◆ What you have to do
Repeat each record below exactly, omitting whatever pictures appear in it.

=== Source records ===

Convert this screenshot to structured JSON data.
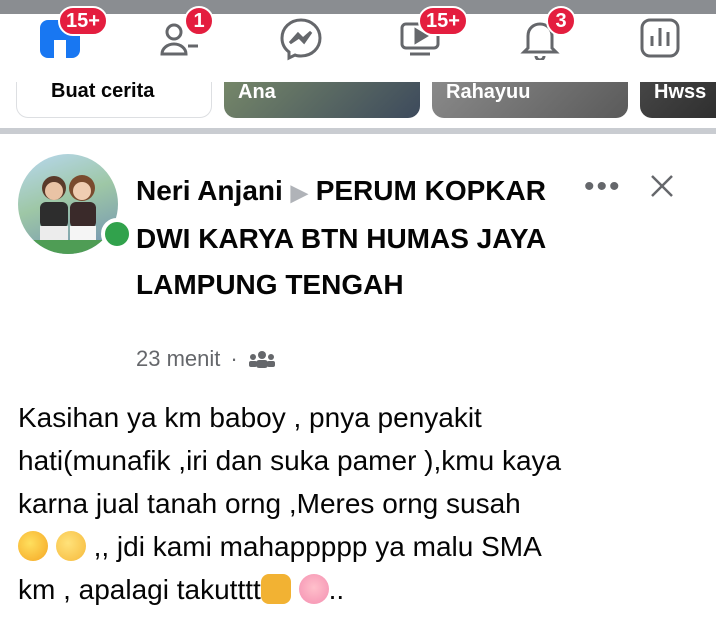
{
  "nav": {
    "items": [
      {
        "name": "home-icon",
        "badge": "15+"
      },
      {
        "name": "friends-icon",
        "badge": "1"
      },
      {
        "name": "messenger-icon",
        "badge": ""
      },
      {
        "name": "video-icon",
        "badge": "15+"
      },
      {
        "name": "bell-icon",
        "badge": "3"
      },
      {
        "name": "menu-icon",
        "badge": ""
      }
    ]
  },
  "stories": [
    {
      "label": "Buat cerita"
    },
    {
      "label": "Ana"
    },
    {
      "label": "Rahayuu"
    },
    {
      "label": "Hwss"
    }
  ],
  "post": {
    "author": "Neri Anjani",
    "group": "PERUM KOPKAR DWI KARYA BTN HUMAS JAYA LAMPUNG TENGAH",
    "time": "23 menit",
    "audience_icon": "group-icon",
    "lines": [
      "Kasihan ya km baboy , pnya penyakit",
      "hati(munafik ,iri dan suka pamer ),kmu kaya",
      "karna jual tanah orng ,Meres orng susah",
      ",, jdi kami mahappppp ya malu SMA",
      "km , apalagi takutttt",
      ".."
    ]
  },
  "colors": {
    "badge": "#e41e3f",
    "online": "#31a24c",
    "muted": "#65676b",
    "blue": "#1877f2"
  }
}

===

◆ Exercise output
Convert this screenshot to structured JSON data.
{
  "nav": {
    "items": [
      {
        "name": "home-icon",
        "badge": "15+"
      },
      {
        "name": "friends-icon",
        "badge": "1"
      },
      {
        "name": "messenger-icon",
        "badge": ""
      },
      {
        "name": "video-icon",
        "badge": "15+"
      },
      {
        "name": "bell-icon",
        "badge": "3"
      },
      {
        "name": "menu-icon",
        "badge": ""
      }
    ]
  },
  "stories": [
    {
      "label": "Buat cerita"
    },
    {
      "label": "Ana"
    },
    {
      "label": "Rahayuu"
    },
    {
      "label": "Hwss"
    }
  ],
  "post": {
    "author": "Neri Anjani",
    "group": "PERUM KOPKAR DWI KARYA BTN HUMAS JAYA LAMPUNG TENGAH",
    "time": "23 menit",
    "audience_icon": "group-icon",
    "lines": [
      "Kasihan ya km baboy , pnya penyakit",
      "hati(munafik ,iri dan suka pamer ),kmu kaya",
      "karna jual tanah orng ,Meres orng susah",
      ",, jdi kami mahappppp ya malu SMA",
      "km , apalagi takutttt",
      ".."
    ]
  },
  "colors": {
    "badge": "#e41e3f",
    "online": "#31a24c",
    "muted": "#65676b",
    "blue": "#1877f2"
  }
}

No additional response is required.